After the quick stop we headed back to Nauna’s and finished the day driving exactly 80 miles. The ActiveE won the range challenge by 6 miles. Here are the final statistics:
2011 BMW ActiveE
Remaining SOC: 27%
Estimated miles remaining: 22
Trip efficiency: 4.1 miles per kWh
Total miles: 102
2014 BMW i3
Remaining SOC: 20%
Estimated miles remaining: 16
Trip efficiency: 5.4 miles per kWh
Total miles: 96

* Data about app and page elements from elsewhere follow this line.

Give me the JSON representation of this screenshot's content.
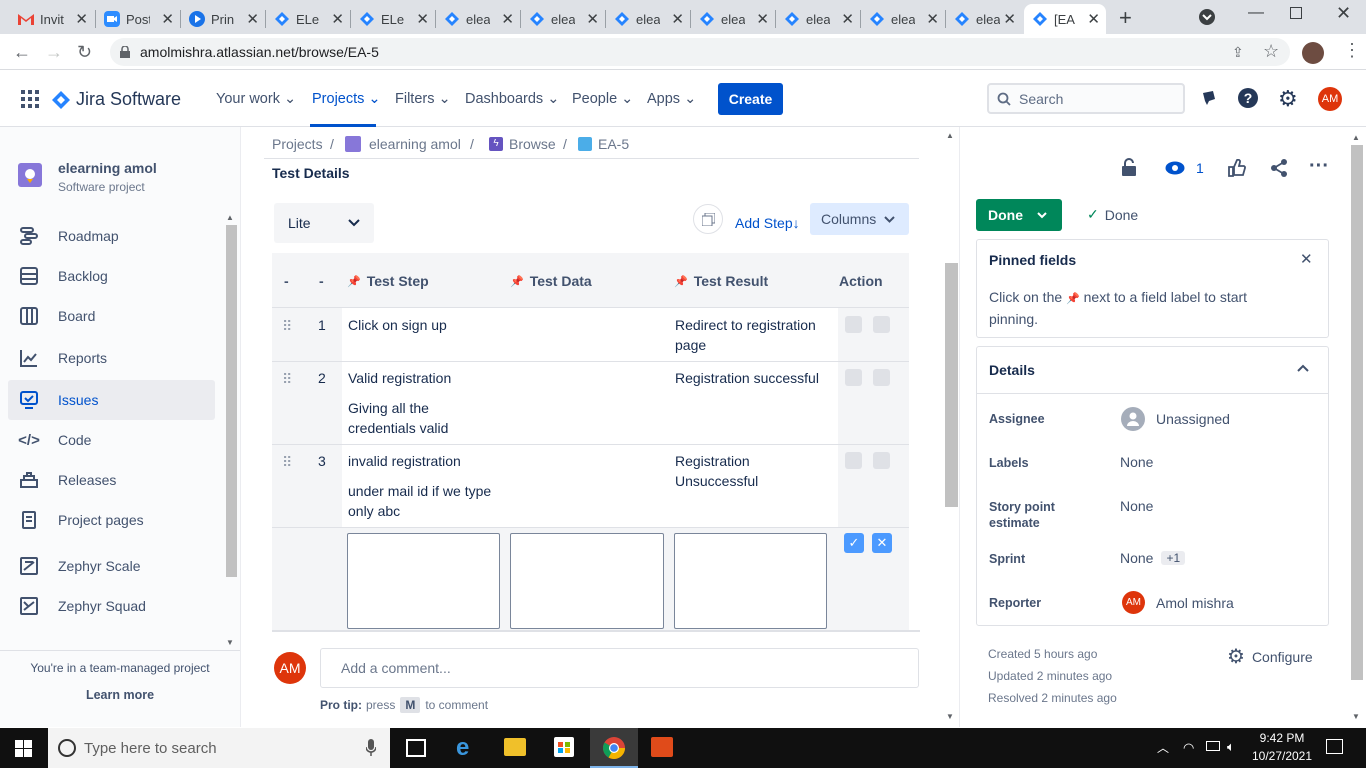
{
  "browser": {
    "tabs": [
      {
        "label": "Invit"
      },
      {
        "label": "Post"
      },
      {
        "label": "Prin"
      },
      {
        "label": "ELe"
      },
      {
        "label": "ELe"
      },
      {
        "label": "elea"
      },
      {
        "label": "elea"
      },
      {
        "label": "elea"
      },
      {
        "label": "elea"
      },
      {
        "label": "elea"
      },
      {
        "label": "elea"
      },
      {
        "label": "elea"
      },
      {
        "label": "[EA"
      }
    ],
    "url": "amolmishra.atlassian.net/browse/EA-5"
  },
  "header": {
    "product": "Jira Software",
    "nav": [
      "Your work",
      "Projects",
      "Filters",
      "Dashboards",
      "People",
      "Apps"
    ],
    "create": "Create",
    "search_placeholder": "Search",
    "avatar": "AM"
  },
  "sidebar": {
    "project_name": "elearning amol",
    "project_type": "Software project",
    "items": [
      "Roadmap",
      "Backlog",
      "Board",
      "Reports",
      "Issues",
      "Code",
      "Releases",
      "Project pages",
      "Zephyr Scale",
      "Zephyr Squad"
    ],
    "footer_text": "You're in a team-managed project",
    "learn_more": "Learn more"
  },
  "breadcrumb": [
    "Projects",
    "elearning amol",
    "Browse",
    "EA-5"
  ],
  "test_details": {
    "title": "Test Details",
    "mode": "Lite",
    "add_step": "Add Step",
    "columns": "Columns",
    "headers": [
      "-",
      "-",
      "Test Step",
      "Test Data",
      "Test Result",
      "Action"
    ],
    "rows": [
      {
        "num": "1",
        "step": "Click on sign up",
        "data": "",
        "result": "Redirect to registration page"
      },
      {
        "num": "2",
        "step": "Valid registration",
        "data": "Giving all the credentials valid",
        "result": "Registration successful"
      },
      {
        "num": "3",
        "step": "invalid registration",
        "data": "under mail id if we type only abc",
        "result": "Registration Unsuccessful"
      }
    ]
  },
  "comment": {
    "avatar": "AM",
    "placeholder": "Add a comment...",
    "pro_tip": "Pro tip:",
    "press": "press",
    "key": "M",
    "to_comment": "to comment"
  },
  "issue_panel": {
    "watch_count": "1",
    "status_button": "Done",
    "resolution": "Done",
    "pinned_title": "Pinned fields",
    "pinned_text_1": "Click on the",
    "pinned_text_2": "next to a field label to start pinning.",
    "details_title": "Details",
    "fields": [
      {
        "label": "Assignee",
        "value": "Unassigned"
      },
      {
        "label": "Labels",
        "value": "None"
      },
      {
        "label": "Story point estimate",
        "value": "None"
      },
      {
        "label": "Sprint",
        "value": "None",
        "extra": "+1"
      },
      {
        "label": "Reporter",
        "value": "Amol mishra",
        "avatar": "AM"
      }
    ],
    "created": "Created 5 hours ago",
    "updated": "Updated 2 minutes ago",
    "resolved": "Resolved 2 minutes ago",
    "configure": "Configure"
  },
  "taskbar": {
    "search_placeholder": "Type here to search",
    "time": "9:42 PM",
    "date": "10/27/2021"
  },
  "colors": {
    "primary": "#0052CC",
    "done_green": "#00875A",
    "avatar_red": "#DE350B"
  }
}
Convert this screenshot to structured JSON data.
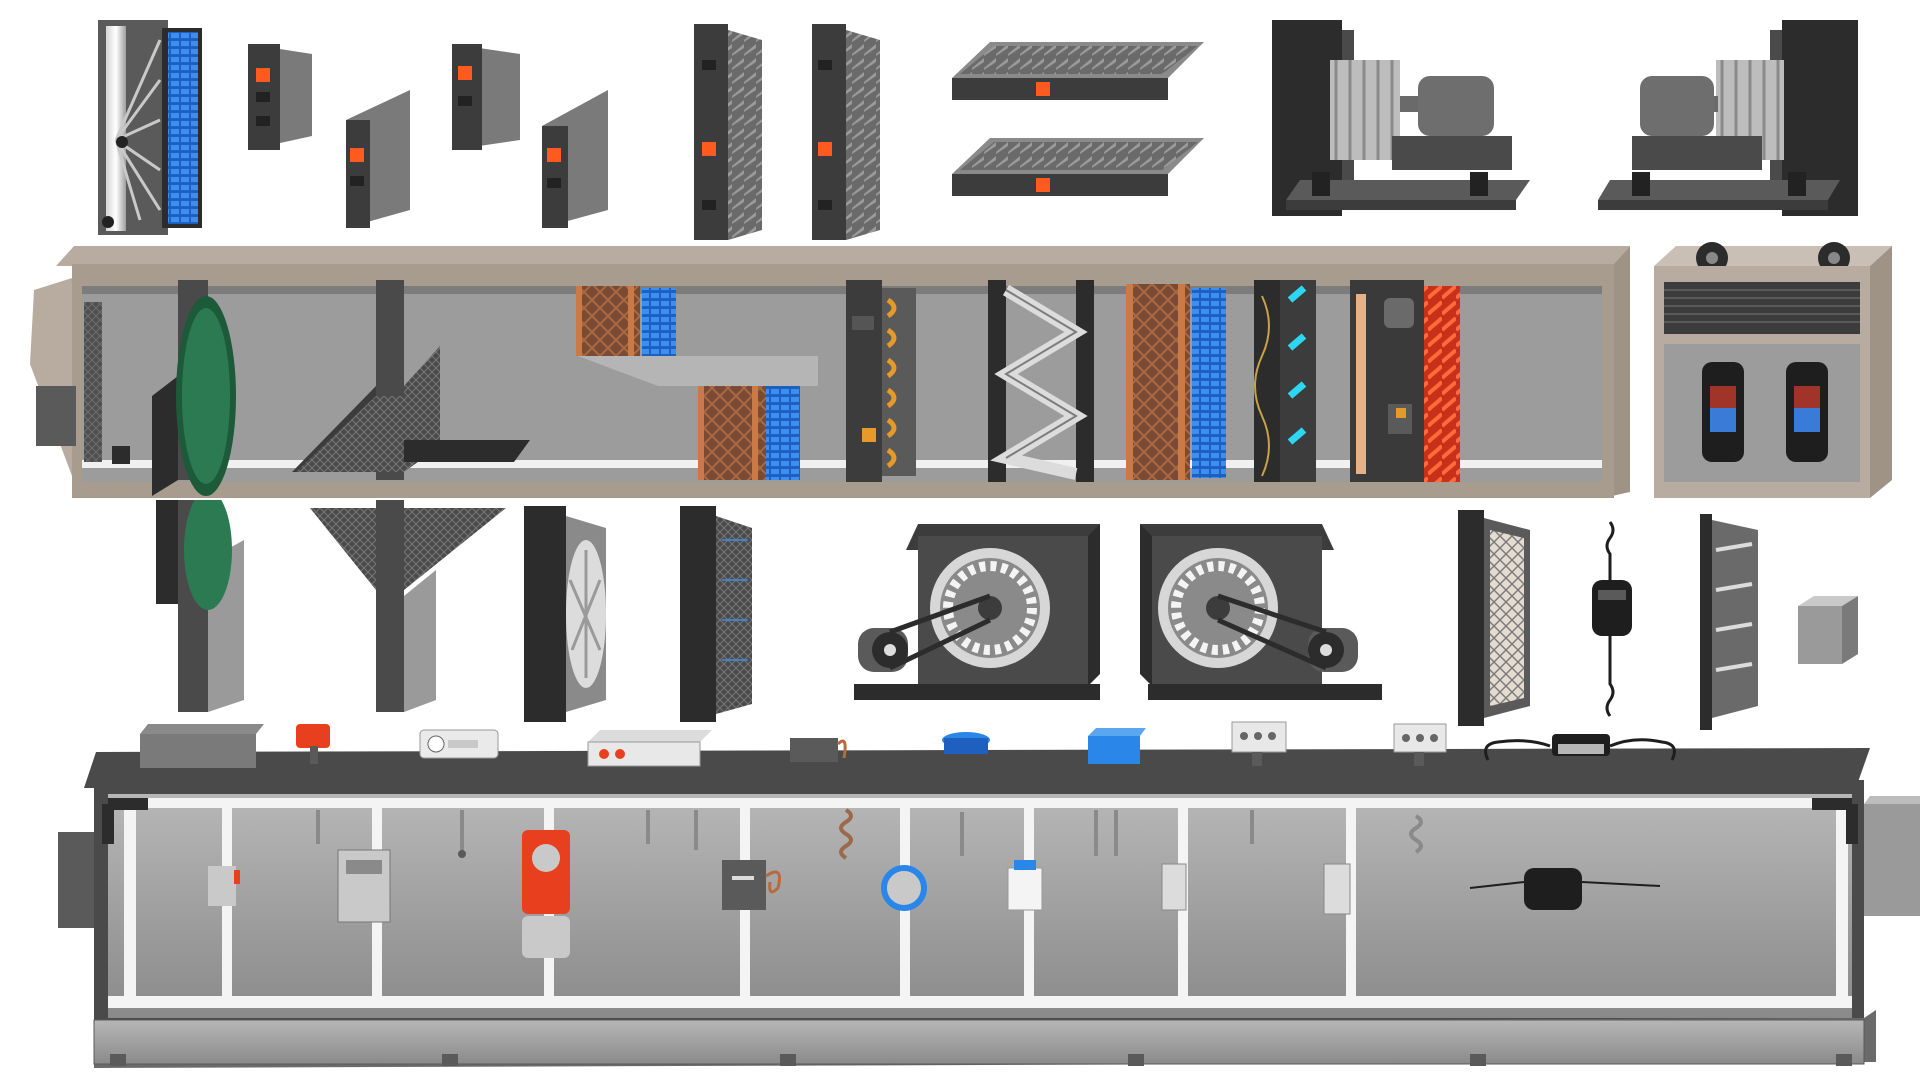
{
  "title": "",
  "colors": {
    "casing": "#b8aca0",
    "casing_dark": "#8f8376",
    "interior": "#9a9a9a",
    "interior_light": "#c6c6c6",
    "frame_white": "#f4f4f4",
    "dark_metal": "#3a3a3a",
    "coil_blue": "#2f7fe0",
    "copper": "#b86a3a",
    "damper_orange": "#ff5a1f",
    "filter_orange": "#e69a2a",
    "heater_red": "#e8401f",
    "uv_cyan": "#2fd6f2",
    "compressor_black": "#1e1e1e",
    "compressor_blue": "#3b7bd8",
    "sensor_blue": "#2a86e8"
  },
  "icons": {
    "component_palette": [
      "heat-pipe-coil-icon",
      "damper-small-icon",
      "damper-medium-icon",
      "damper-small-icon",
      "damper-medium-icon",
      "damper-tall-icon",
      "damper-tall-icon",
      "horizontal-damper-icon",
      "horizontal-damper-icon",
      "plenum-fan-motor-icon",
      "plenum-fan-motor-icon"
    ],
    "ahu_sections": [
      "heat-wheel-icon",
      "plate-heat-exchanger-icon",
      "cooling-coil-icon",
      "bag-filter-icon",
      "v-bank-filter-icon",
      "heating-coil-icon",
      "uv-lamp-icon",
      "electric-heater-icon"
    ],
    "mid_components": [
      "plug-fan-icon",
      "mesh-filter-icon",
      "belt-drive-fan-icon",
      "belt-drive-fan-icon",
      "panel-filter-icon",
      "flow-sensor-icon",
      "louver-damper-icon",
      "duct-transition-icon"
    ],
    "sensors": [
      "thermostat-icon",
      "pressure-switch-icon",
      "humidity-sensor-icon",
      "frost-thermostat-icon",
      "differential-pressure-icon",
      "pressure-transmitter-icon",
      "junction-box-icon",
      "temperature-probe-icon",
      "temperature-probe-icon",
      "airflow-station-icon"
    ]
  }
}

So, adding the mileage driven to the remaining mileage, the i3 ended up with 96 miles of range and the ActiveE with 102. The i3 actually came very close to predicting the actual range and was only off by 2 miles since it predicted 98 miles of range when it was fully charged that morning. My ActiveE actually beat its range prediction by 16 miles, but that is because my regular driving route is mostly highway, so the car has learned to predict the range based primarily on high speed highway driving.
All in all, the i3 fared about as well as I expected. It is an incredibly efficient electric vehicle and is in fact now the most efficient car sold in America. However the ActiveE has a battery that is nearly 50% larger (21.6kWh’s to 32 kWh’s) than the i3’s battery and, in the end, battery size beat efficiency. If the i3 had just a couple more kWh’s, I’d be writing a different ending.
BMW has been billing the i3 as its “Megacity” car. That was even the codename during development and they weren’t kidding. It is much better suited to live its life on congested city streets than it is roaming the high speed highways of the US and the Autobahns of its homeland. I would speculate the i3 will only go about 70 miles if driven all highway, and that’s at the 65 mph speed limit. If you were to increase that to 70 or 75 miles, then the range will likely drop to 60 to 65 miles. However, if you were to drive on secondary roads at around 35 to 40mph, I suspect 100 to 110 miles would be easily attainable in moderate temperatures when you don’t need the air conditioning or heater much.
So, if I were rating the range of the all electric BMW i3, I’d say 60 to 110 miles, conditions provided.
One last no-so-small detail. The i3 we used is brand new, while my ActiveE is 28 months old and has 20,100 miles on it. Based on my recorded data, I believe its battery has lost between 8% and 9% capacity. If you factor that in, it’s clear that while my two-year-old ActiveE has slightly better range than a new i3, it had a substantially better range when it was new. Probably about 15% more, which actually coincides with the EPA range ratings for both vehicles.